## TASK BRIEF:
Only lines holding "Server" are wanted; copy each of them from the records below.

Page and application data records:
· · ·

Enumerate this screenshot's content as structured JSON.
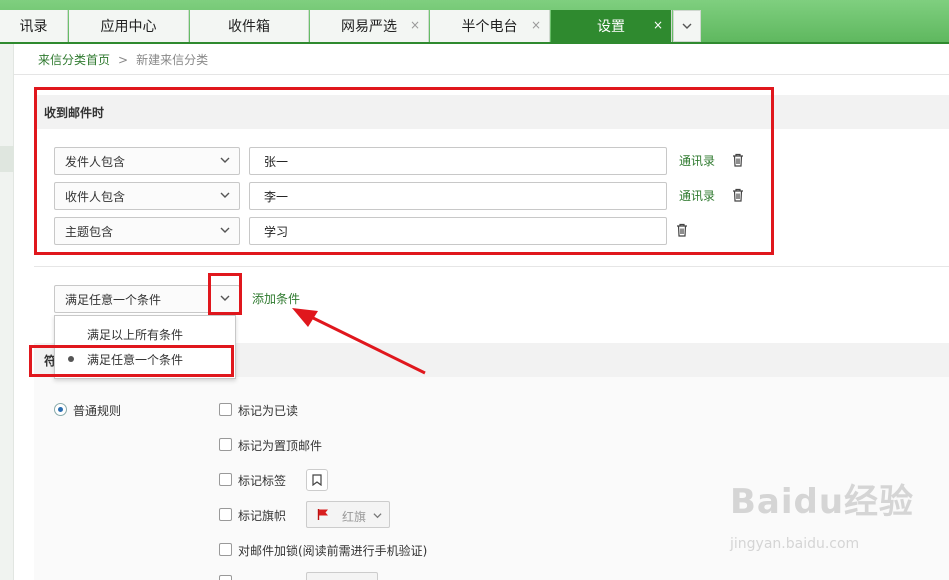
{
  "tabs": [
    {
      "label": "讯录",
      "closable": false,
      "active": false
    },
    {
      "label": "应用中心",
      "closable": false,
      "active": false
    },
    {
      "label": "收件箱",
      "closable": false,
      "active": false
    },
    {
      "label": "网易严选",
      "closable": true,
      "active": false
    },
    {
      "label": "半个电台",
      "closable": true,
      "active": false
    },
    {
      "label": "设置",
      "closable": true,
      "active": true
    }
  ],
  "tab_close_glyph": "×",
  "breadcrumb": {
    "home": "来信分类首页",
    "separator": ">",
    "current": "新建来信分类"
  },
  "section": {
    "title": "收到邮件时"
  },
  "conditions": [
    {
      "field": "发件人包含",
      "value": "张一",
      "contacts": "通讯录"
    },
    {
      "field": "收件人包含",
      "value": "李一",
      "contacts": "通讯录"
    },
    {
      "field": "主题包含",
      "value": "学习",
      "contacts": ""
    }
  ],
  "match_mode": {
    "selected": "满足任意一个条件",
    "add_label": "添加条件"
  },
  "dropdown_options": [
    "满足以上所有条件",
    "满足任意一个条件"
  ],
  "section2": {
    "title_partial": "符"
  },
  "rule_type": {
    "label": "普通规则"
  },
  "actions": [
    "标记为已读",
    "标记为置顶邮件",
    "标记标签",
    "标记旗帜",
    "对邮件加锁(阅读前需进行手机验证)"
  ],
  "flag": {
    "label": "红旗",
    "color": "#d81e1e"
  },
  "watermark": {
    "main": "Baidu经验",
    "sub": "jingyan.baidu.com"
  },
  "colors": {
    "brand_green": "#2f8a2f",
    "link_green": "#2f7a2f",
    "annotation_red": "#e0171d"
  },
  "icons": {
    "tab_more": "chevron-down-icon",
    "trash": "trash-icon",
    "tag": "bookmark-icon",
    "flag": "flag-icon"
  }
}
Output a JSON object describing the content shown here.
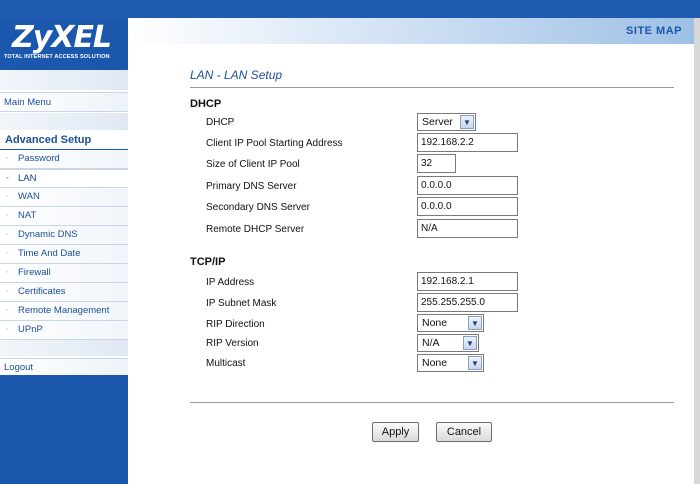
{
  "header": {
    "logo": "ZyXEL",
    "tagline": "TOTAL INTERNET ACCESS SOLUTION",
    "site_map": "SITE MAP",
    "brand_color": "#1b57ac"
  },
  "sidebar": {
    "main_menu": "Main Menu",
    "advanced_setup": "Advanced Setup",
    "items": [
      {
        "label": "Password",
        "icon": "bullet-icon"
      },
      {
        "label": "LAN",
        "icon": "bullet-icon",
        "active": true
      },
      {
        "label": "WAN",
        "icon": "bullet-icon"
      },
      {
        "label": "NAT",
        "icon": "bullet-icon"
      },
      {
        "label": "Dynamic DNS",
        "icon": "bullet-icon"
      },
      {
        "label": "Time And Date",
        "icon": "bullet-icon"
      },
      {
        "label": "Firewall",
        "icon": "bullet-icon"
      },
      {
        "label": "Certificates",
        "icon": "bullet-icon"
      },
      {
        "label": "Remote Management",
        "icon": "bullet-icon"
      },
      {
        "label": "UPnP",
        "icon": "bullet-icon"
      }
    ],
    "logout": "Logout"
  },
  "main": {
    "title": "LAN - LAN Setup",
    "dhcp": {
      "heading": "DHCP",
      "dhcp_label": "DHCP",
      "dhcp_value": "Server",
      "pool_start_label": "Client IP Pool Starting Address",
      "pool_start_value": "192.168.2.2",
      "pool_size_label": "Size of Client IP Pool",
      "pool_size_value": "32",
      "primary_dns_label": "Primary DNS Server",
      "primary_dns_value": "0.0.0.0",
      "secondary_dns_label": "Secondary DNS Server",
      "secondary_dns_value": "0.0.0.0",
      "remote_dhcp_label": "Remote DHCP Server",
      "remote_dhcp_value": "N/A"
    },
    "tcpip": {
      "heading": "TCP/IP",
      "ip_label": "IP Address",
      "ip_value": "192.168.2.1",
      "mask_label": "IP Subnet Mask",
      "mask_value": "255.255.255.0",
      "rip_dir_label": "RIP Direction",
      "rip_dir_value": "None",
      "rip_ver_label": "RIP Version",
      "rip_ver_value": "N/A",
      "multicast_label": "Multicast",
      "multicast_value": "None"
    },
    "apply": "Apply",
    "cancel": "Cancel"
  }
}
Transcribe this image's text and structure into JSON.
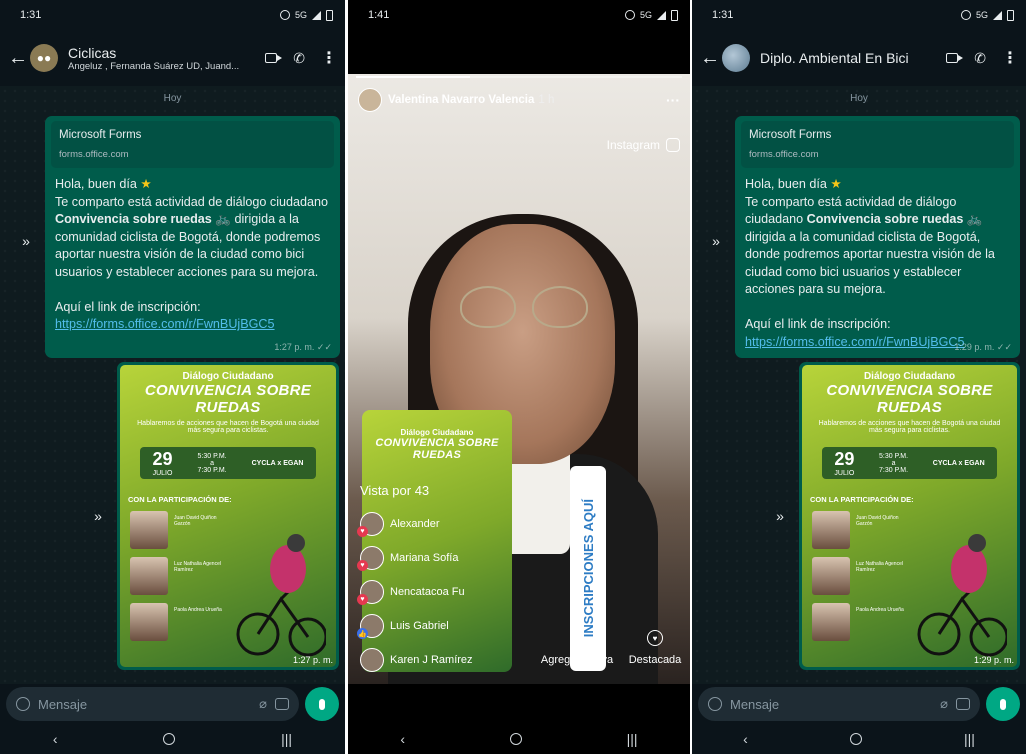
{
  "left": {
    "status_time": "1:31",
    "status_net": "5G",
    "chat_title": "Ciclicas",
    "chat_subtitle": "Angeluz , Fernanda Suárez UD, Juand...",
    "date_chip": "Hoy",
    "preview_title": "Microsoft Forms",
    "preview_domain": "forms.office.com",
    "msg_greeting": "Hola, buen día",
    "msg_line1": "Te comparto está actividad de diálogo ciudadano",
    "msg_bold": "Convivencia sobre ruedas",
    "msg_line2": "dirigida a la comunidad ciclista de Bogotá, donde podremos aportar nuestra visión de la ciudad como bici usuarios y establecer acciones para su mejora.",
    "msg_link_intro": "Aquí el link de inscripción:",
    "msg_link": "https://forms.office.com/r/FwnBUjBGC5",
    "msg_time": "1:27 p. m.",
    "img_time": "1:27 p. m.",
    "composer_placeholder": "Mensaje"
  },
  "right": {
    "status_time": "1:31",
    "status_net": "5G",
    "chat_title": "Diplo. Ambiental En Bici",
    "date_chip": "Hoy",
    "preview_title": "Microsoft Forms",
    "preview_domain": "forms.office.com",
    "msg_greeting": "Hola, buen día",
    "msg_line1": "Te comparto está actividad de diálogo ciudadano",
    "msg_bold": "Convivencia sobre ruedas",
    "msg_line2": "dirigida a la comunidad ciclista de Bogotá, donde podremos aportar nuestra visión de la ciudad como bici usuarios y establecer acciones para su mejora.",
    "msg_link_intro": "Aquí el link de inscripción:",
    "msg_link": "https://forms.office.com/r/FwnBUjBGC5",
    "msg_time": "1:29 p. m.",
    "img_time": "1:29 p. m.",
    "composer_placeholder": "Mensaje"
  },
  "poster": {
    "tag": "Diálogo Ciudadano",
    "title": "CONVIVENCIA SOBRE RUEDAS",
    "subtitle": "Hablaremos de acciones que hacen de Bogotá una ciudad más segura para ciclistas.",
    "day": "29",
    "month": "JULIO",
    "time_from": "5:30 P.M.",
    "time_to": "7:30 P.M.",
    "venue": "CYCLA x EGAN",
    "participation": "CON LA PARTICIPACIÓN DE:",
    "speaker1": "Juan David Quiñon Garzón",
    "speaker2": "Luz Nathalia Agencel Ramírez",
    "speaker3": "Paola Andrea Urueña"
  },
  "story": {
    "status_time": "1:41",
    "status_net": "5G",
    "user_name": "Valentina Navarro Valencia",
    "time_ago": "1 h",
    "source": "Instagram",
    "viewers_label": "Vista por",
    "viewers_count": "43",
    "viewers": [
      "Alexander",
      "Mariana Sofía",
      "Nencatacoa Fu",
      "Luis Gabriel",
      "Karen J Ramírez"
    ],
    "sticker": "INSCRIPCIONES AQUÍ",
    "add_new": "Agregar nueva",
    "highlight": "Destacada"
  },
  "colors": {
    "bubble": "#005c4b",
    "background": "#0b141a",
    "link": "#53bdeb",
    "mic": "#00a884"
  }
}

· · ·

## PROBLEM SOLUTION:
      "dhcp_value": "Server",
      "primary_dns_label": "Primary DNS Server",
      "secondary_dns_label": "Secondary DNS Server",
      "remote_dhcp_label": "Remote DHCP Server",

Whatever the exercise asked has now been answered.